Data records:
********

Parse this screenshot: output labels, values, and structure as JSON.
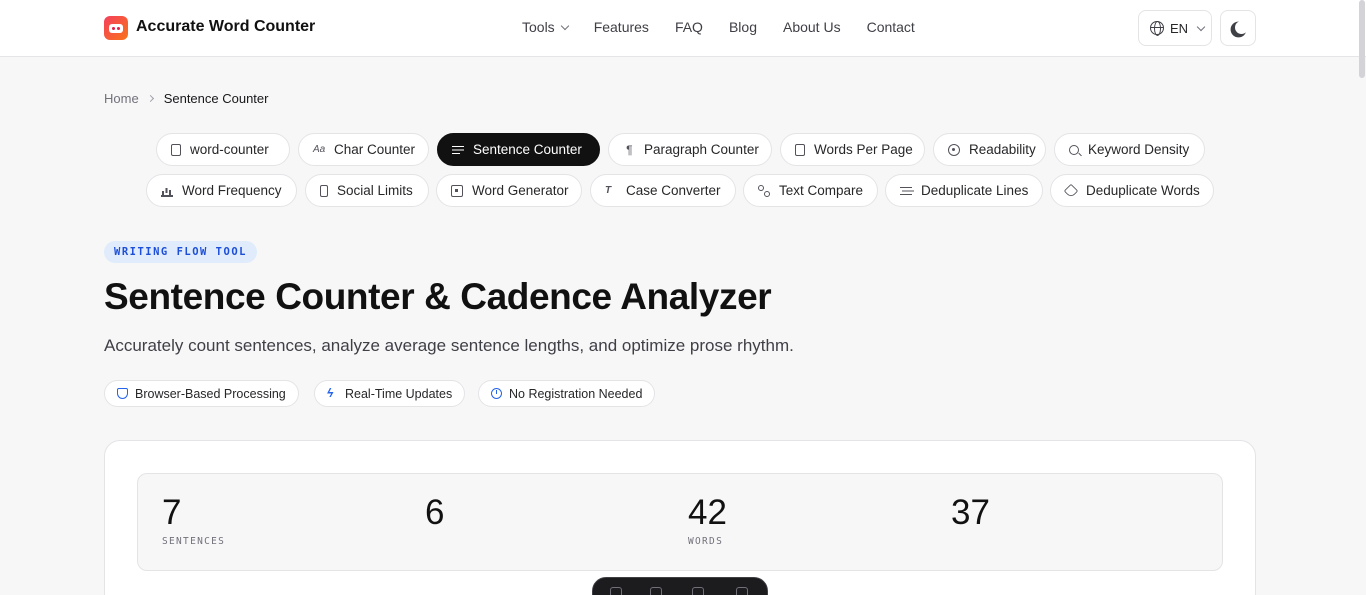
{
  "header": {
    "brand": "Accurate Word Counter",
    "nav": [
      "Tools",
      "Features",
      "FAQ",
      "Blog",
      "About Us",
      "Contact"
    ],
    "lang": "EN"
  },
  "breadcrumb": {
    "home": "Home",
    "current": "Sentence Counter"
  },
  "tools_row1": [
    "word-counter",
    "Char Counter",
    "Sentence Counter",
    "Paragraph Counter",
    "Words Per Page",
    "Readability",
    "Keyword Density"
  ],
  "tools_row2": [
    "Word Frequency",
    "Social Limits",
    "Word Generator",
    "Case Converter",
    "Text Compare",
    "Deduplicate Lines",
    "Deduplicate Words"
  ],
  "hero": {
    "badge": "WRITING FLOW TOOL",
    "title": "Sentence Counter & Cadence Analyzer",
    "subtitle": "Accurately count sentences, analyze average sentence lengths, and optimize prose rhythm.",
    "features": [
      "Browser-Based Processing",
      "Real-Time Updates",
      "No Registration Needed"
    ]
  },
  "stats": [
    {
      "value": "7",
      "label": "SENTENCES"
    },
    {
      "value": "6",
      "label": ""
    },
    {
      "value": "42",
      "label": "WORDS"
    },
    {
      "value": "37",
      "label": ""
    }
  ],
  "colors": {
    "accent": "#2563eb",
    "active_pill": "#111111",
    "badge_bg": "#e0ecfb"
  }
}
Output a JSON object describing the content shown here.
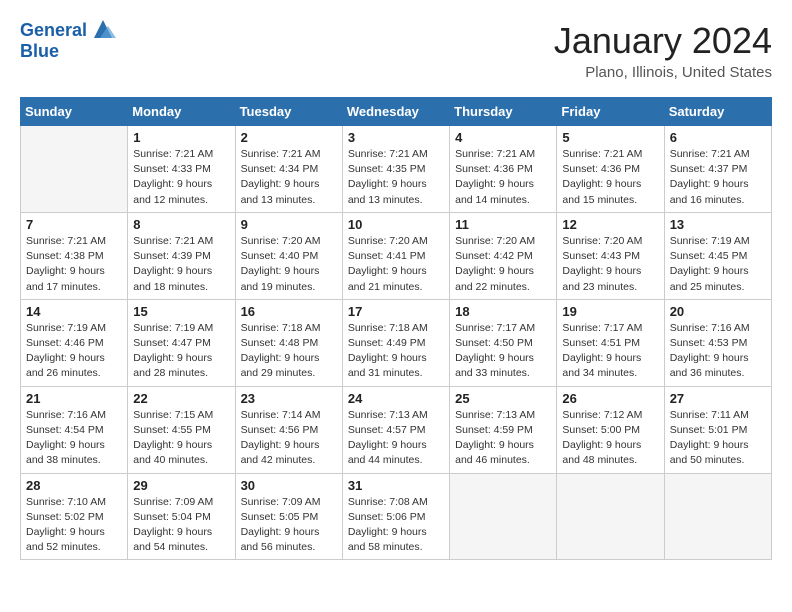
{
  "header": {
    "logo_line1": "General",
    "logo_line2": "Blue",
    "month_title": "January 2024",
    "location": "Plano, Illinois, United States"
  },
  "weekdays": [
    "Sunday",
    "Monday",
    "Tuesday",
    "Wednesday",
    "Thursday",
    "Friday",
    "Saturday"
  ],
  "weeks": [
    [
      {
        "day": "",
        "sunrise": "",
        "sunset": "",
        "daylight": ""
      },
      {
        "day": "1",
        "sunrise": "Sunrise: 7:21 AM",
        "sunset": "Sunset: 4:33 PM",
        "daylight": "Daylight: 9 hours and 12 minutes."
      },
      {
        "day": "2",
        "sunrise": "Sunrise: 7:21 AM",
        "sunset": "Sunset: 4:34 PM",
        "daylight": "Daylight: 9 hours and 13 minutes."
      },
      {
        "day": "3",
        "sunrise": "Sunrise: 7:21 AM",
        "sunset": "Sunset: 4:35 PM",
        "daylight": "Daylight: 9 hours and 13 minutes."
      },
      {
        "day": "4",
        "sunrise": "Sunrise: 7:21 AM",
        "sunset": "Sunset: 4:36 PM",
        "daylight": "Daylight: 9 hours and 14 minutes."
      },
      {
        "day": "5",
        "sunrise": "Sunrise: 7:21 AM",
        "sunset": "Sunset: 4:36 PM",
        "daylight": "Daylight: 9 hours and 15 minutes."
      },
      {
        "day": "6",
        "sunrise": "Sunrise: 7:21 AM",
        "sunset": "Sunset: 4:37 PM",
        "daylight": "Daylight: 9 hours and 16 minutes."
      }
    ],
    [
      {
        "day": "7",
        "sunrise": "Sunrise: 7:21 AM",
        "sunset": "Sunset: 4:38 PM",
        "daylight": "Daylight: 9 hours and 17 minutes."
      },
      {
        "day": "8",
        "sunrise": "Sunrise: 7:21 AM",
        "sunset": "Sunset: 4:39 PM",
        "daylight": "Daylight: 9 hours and 18 minutes."
      },
      {
        "day": "9",
        "sunrise": "Sunrise: 7:20 AM",
        "sunset": "Sunset: 4:40 PM",
        "daylight": "Daylight: 9 hours and 19 minutes."
      },
      {
        "day": "10",
        "sunrise": "Sunrise: 7:20 AM",
        "sunset": "Sunset: 4:41 PM",
        "daylight": "Daylight: 9 hours and 21 minutes."
      },
      {
        "day": "11",
        "sunrise": "Sunrise: 7:20 AM",
        "sunset": "Sunset: 4:42 PM",
        "daylight": "Daylight: 9 hours and 22 minutes."
      },
      {
        "day": "12",
        "sunrise": "Sunrise: 7:20 AM",
        "sunset": "Sunset: 4:43 PM",
        "daylight": "Daylight: 9 hours and 23 minutes."
      },
      {
        "day": "13",
        "sunrise": "Sunrise: 7:19 AM",
        "sunset": "Sunset: 4:45 PM",
        "daylight": "Daylight: 9 hours and 25 minutes."
      }
    ],
    [
      {
        "day": "14",
        "sunrise": "Sunrise: 7:19 AM",
        "sunset": "Sunset: 4:46 PM",
        "daylight": "Daylight: 9 hours and 26 minutes."
      },
      {
        "day": "15",
        "sunrise": "Sunrise: 7:19 AM",
        "sunset": "Sunset: 4:47 PM",
        "daylight": "Daylight: 9 hours and 28 minutes."
      },
      {
        "day": "16",
        "sunrise": "Sunrise: 7:18 AM",
        "sunset": "Sunset: 4:48 PM",
        "daylight": "Daylight: 9 hours and 29 minutes."
      },
      {
        "day": "17",
        "sunrise": "Sunrise: 7:18 AM",
        "sunset": "Sunset: 4:49 PM",
        "daylight": "Daylight: 9 hours and 31 minutes."
      },
      {
        "day": "18",
        "sunrise": "Sunrise: 7:17 AM",
        "sunset": "Sunset: 4:50 PM",
        "daylight": "Daylight: 9 hours and 33 minutes."
      },
      {
        "day": "19",
        "sunrise": "Sunrise: 7:17 AM",
        "sunset": "Sunset: 4:51 PM",
        "daylight": "Daylight: 9 hours and 34 minutes."
      },
      {
        "day": "20",
        "sunrise": "Sunrise: 7:16 AM",
        "sunset": "Sunset: 4:53 PM",
        "daylight": "Daylight: 9 hours and 36 minutes."
      }
    ],
    [
      {
        "day": "21",
        "sunrise": "Sunrise: 7:16 AM",
        "sunset": "Sunset: 4:54 PM",
        "daylight": "Daylight: 9 hours and 38 minutes."
      },
      {
        "day": "22",
        "sunrise": "Sunrise: 7:15 AM",
        "sunset": "Sunset: 4:55 PM",
        "daylight": "Daylight: 9 hours and 40 minutes."
      },
      {
        "day": "23",
        "sunrise": "Sunrise: 7:14 AM",
        "sunset": "Sunset: 4:56 PM",
        "daylight": "Daylight: 9 hours and 42 minutes."
      },
      {
        "day": "24",
        "sunrise": "Sunrise: 7:13 AM",
        "sunset": "Sunset: 4:57 PM",
        "daylight": "Daylight: 9 hours and 44 minutes."
      },
      {
        "day": "25",
        "sunrise": "Sunrise: 7:13 AM",
        "sunset": "Sunset: 4:59 PM",
        "daylight": "Daylight: 9 hours and 46 minutes."
      },
      {
        "day": "26",
        "sunrise": "Sunrise: 7:12 AM",
        "sunset": "Sunset: 5:00 PM",
        "daylight": "Daylight: 9 hours and 48 minutes."
      },
      {
        "day": "27",
        "sunrise": "Sunrise: 7:11 AM",
        "sunset": "Sunset: 5:01 PM",
        "daylight": "Daylight: 9 hours and 50 minutes."
      }
    ],
    [
      {
        "day": "28",
        "sunrise": "Sunrise: 7:10 AM",
        "sunset": "Sunset: 5:02 PM",
        "daylight": "Daylight: 9 hours and 52 minutes."
      },
      {
        "day": "29",
        "sunrise": "Sunrise: 7:09 AM",
        "sunset": "Sunset: 5:04 PM",
        "daylight": "Daylight: 9 hours and 54 minutes."
      },
      {
        "day": "30",
        "sunrise": "Sunrise: 7:09 AM",
        "sunset": "Sunset: 5:05 PM",
        "daylight": "Daylight: 9 hours and 56 minutes."
      },
      {
        "day": "31",
        "sunrise": "Sunrise: 7:08 AM",
        "sunset": "Sunset: 5:06 PM",
        "daylight": "Daylight: 9 hours and 58 minutes."
      },
      {
        "day": "",
        "sunrise": "",
        "sunset": "",
        "daylight": ""
      },
      {
        "day": "",
        "sunrise": "",
        "sunset": "",
        "daylight": ""
      },
      {
        "day": "",
        "sunrise": "",
        "sunset": "",
        "daylight": ""
      }
    ]
  ]
}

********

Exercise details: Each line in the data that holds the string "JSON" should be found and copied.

Solved exercise:
Parse this screenshot: output labels, values, and structure as JSON.
Output a JSON object describing the content shown here.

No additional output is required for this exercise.